Meaningful evaluation of students with a visual impairment is an especially complicated task. The population of students with visual impairment is diverse. Often these students have additional impairments that impact their growth and progress. The combined effects must be closely examined to determine effective instructional strategies. Meaningful evaluation will depend on the knowledge and ability of staff to administer tests and interpret results. Good evaluation and assessment results are essential to provide a foundation for the educational planning process.
This book, Making Evaluation Meaningful, is intended to provide guidance to evaluation personnel, teachers of the visually impaired, and families in making the best possible decisions regarding student evaluation. The beginning chapters include basic information about the characteristics of students with visual impairment, as well as information about preparing for evaluation, including helpful observation and interview protocols.

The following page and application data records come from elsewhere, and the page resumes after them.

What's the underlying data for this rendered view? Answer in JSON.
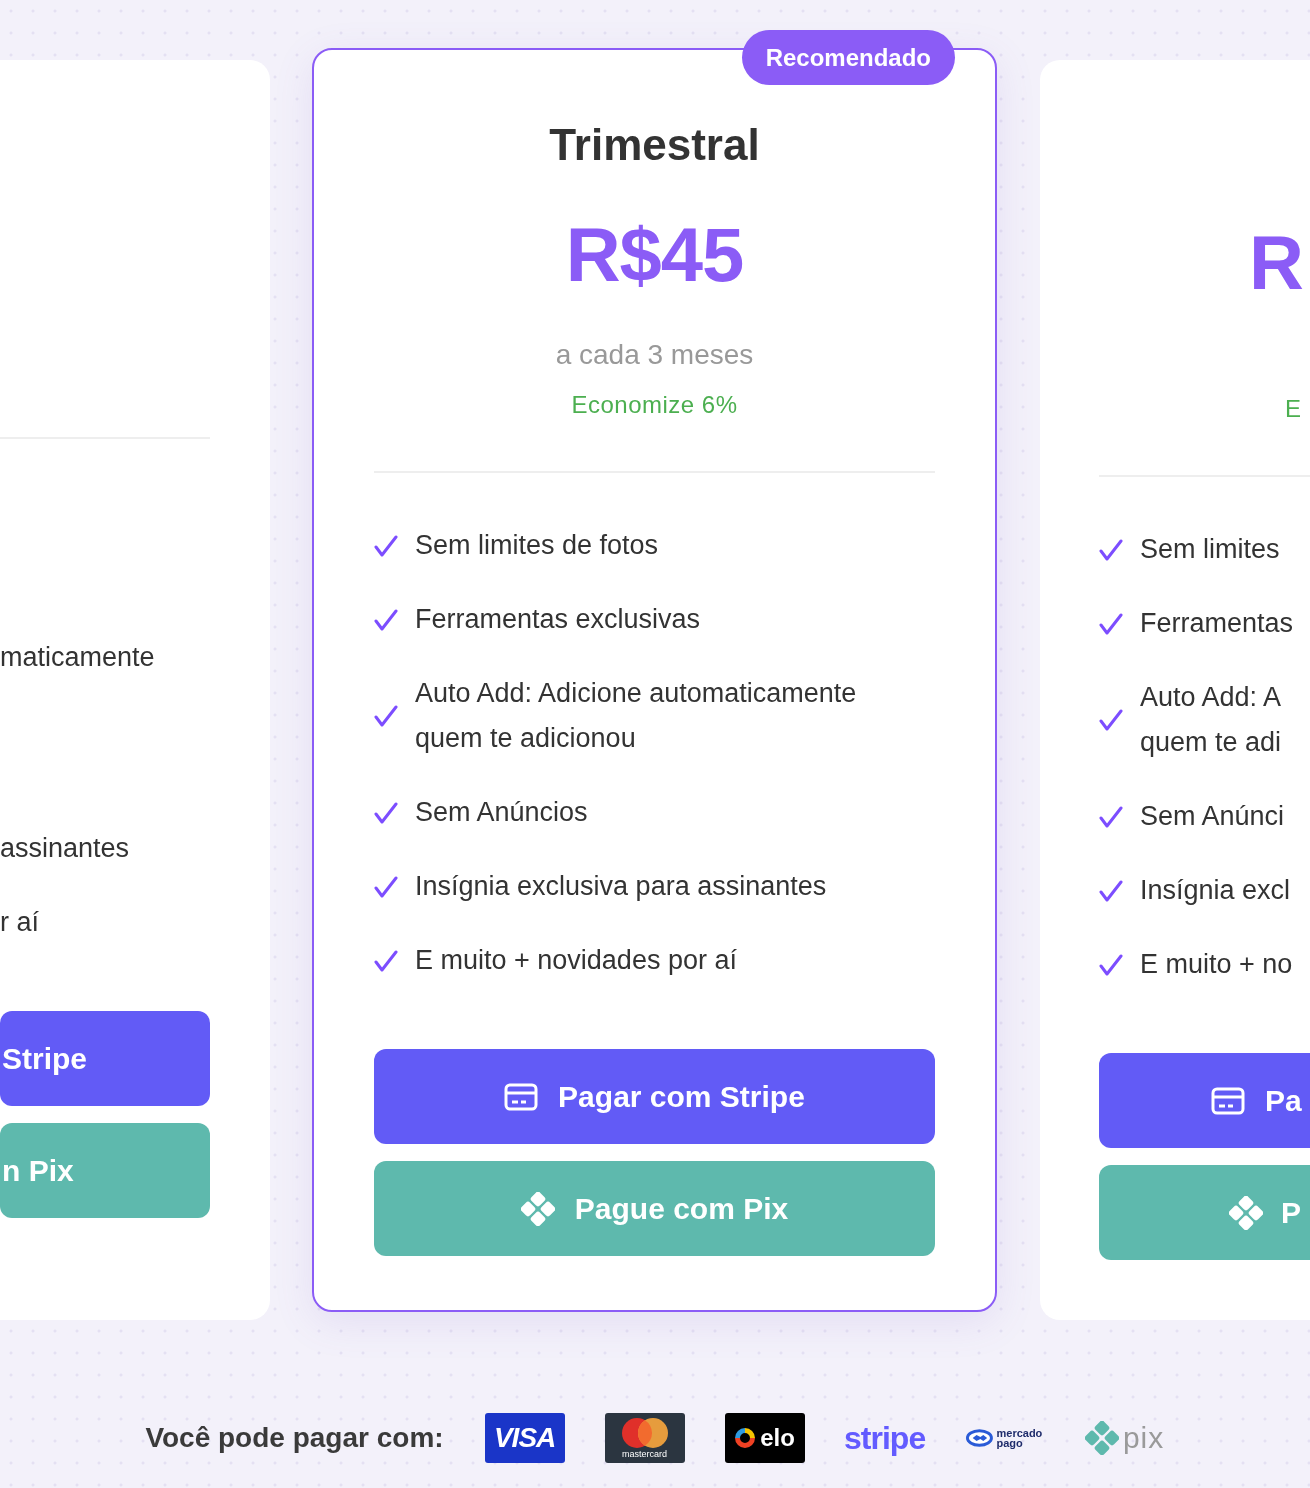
{
  "plans": [
    {
      "kind": "partial-left",
      "features": [
        {
          "lines": [
            "maticamente"
          ]
        },
        {
          "lines": [
            "assinantes"
          ]
        },
        {
          "lines": [
            "r aí"
          ]
        }
      ],
      "buttons": [
        {
          "kind": "stripe",
          "label": "Stripe",
          "icon": false
        },
        {
          "kind": "pix",
          "label": "n Pix",
          "icon": false
        }
      ]
    },
    {
      "kind": "featured",
      "badge": "Recomendado",
      "title": "Trimestral",
      "price": "R$45",
      "period": "a cada 3 meses",
      "savings": "Economize 6%",
      "features": [
        {
          "lines": [
            "Sem limites de fotos"
          ]
        },
        {
          "lines": [
            "Ferramentas exclusivas"
          ]
        },
        {
          "lines": [
            "Auto Add: Adicione automaticamente",
            "quem te adicionou"
          ]
        },
        {
          "lines": [
            "Sem Anúncios"
          ]
        },
        {
          "lines": [
            "Insígnia exclusiva para assinantes"
          ]
        },
        {
          "lines": [
            "E muito + novidades por aí"
          ]
        }
      ],
      "buttons": [
        {
          "kind": "stripe",
          "label": "Pagar com Stripe",
          "icon": true
        },
        {
          "kind": "pix",
          "label": "Pague com Pix",
          "icon": true
        }
      ]
    },
    {
      "kind": "partial-right",
      "price": "R",
      "savings": "E",
      "features": [
        {
          "lines": [
            "Sem limites"
          ]
        },
        {
          "lines": [
            "Ferramentas"
          ]
        },
        {
          "lines": [
            "Auto Add: A",
            "quem te adi"
          ]
        },
        {
          "lines": [
            "Sem Anúnci"
          ]
        },
        {
          "lines": [
            "Insígnia excl"
          ]
        },
        {
          "lines": [
            "E muito + no"
          ]
        }
      ],
      "buttons": [
        {
          "kind": "stripe",
          "label": "Pa",
          "icon": true
        },
        {
          "kind": "pix",
          "label": "P",
          "icon": true
        }
      ]
    }
  ],
  "payment_methods": {
    "label": "Você pode pagar com:",
    "logos": [
      {
        "kind": "visa",
        "text": "VISA"
      },
      {
        "kind": "mastercard",
        "text": "mastercard"
      },
      {
        "kind": "elo",
        "text": "elo"
      },
      {
        "kind": "stripe",
        "text": "stripe"
      },
      {
        "kind": "mercadopago",
        "text": "mercado pago"
      },
      {
        "kind": "pix",
        "text": "pix"
      }
    ]
  }
}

The individual chapters of this guide include pertinent information on types of testing such as Intelligence Testing, Adaptive Behavior Testing, Emotional Behavior Testing, and Educational Evaluations. Specifically addressed are many of the additional impairments seen in our student population, such as Mental Retardation, Learning Disabilities, Autism/Pervasive Development Disorders (PDD), Traumatic Brain Injury, and Significant Multiple Impairment. Extensive Case Studies are included for each of these chapters to allow readers to understand how the concepts are applied in an evaluation situation.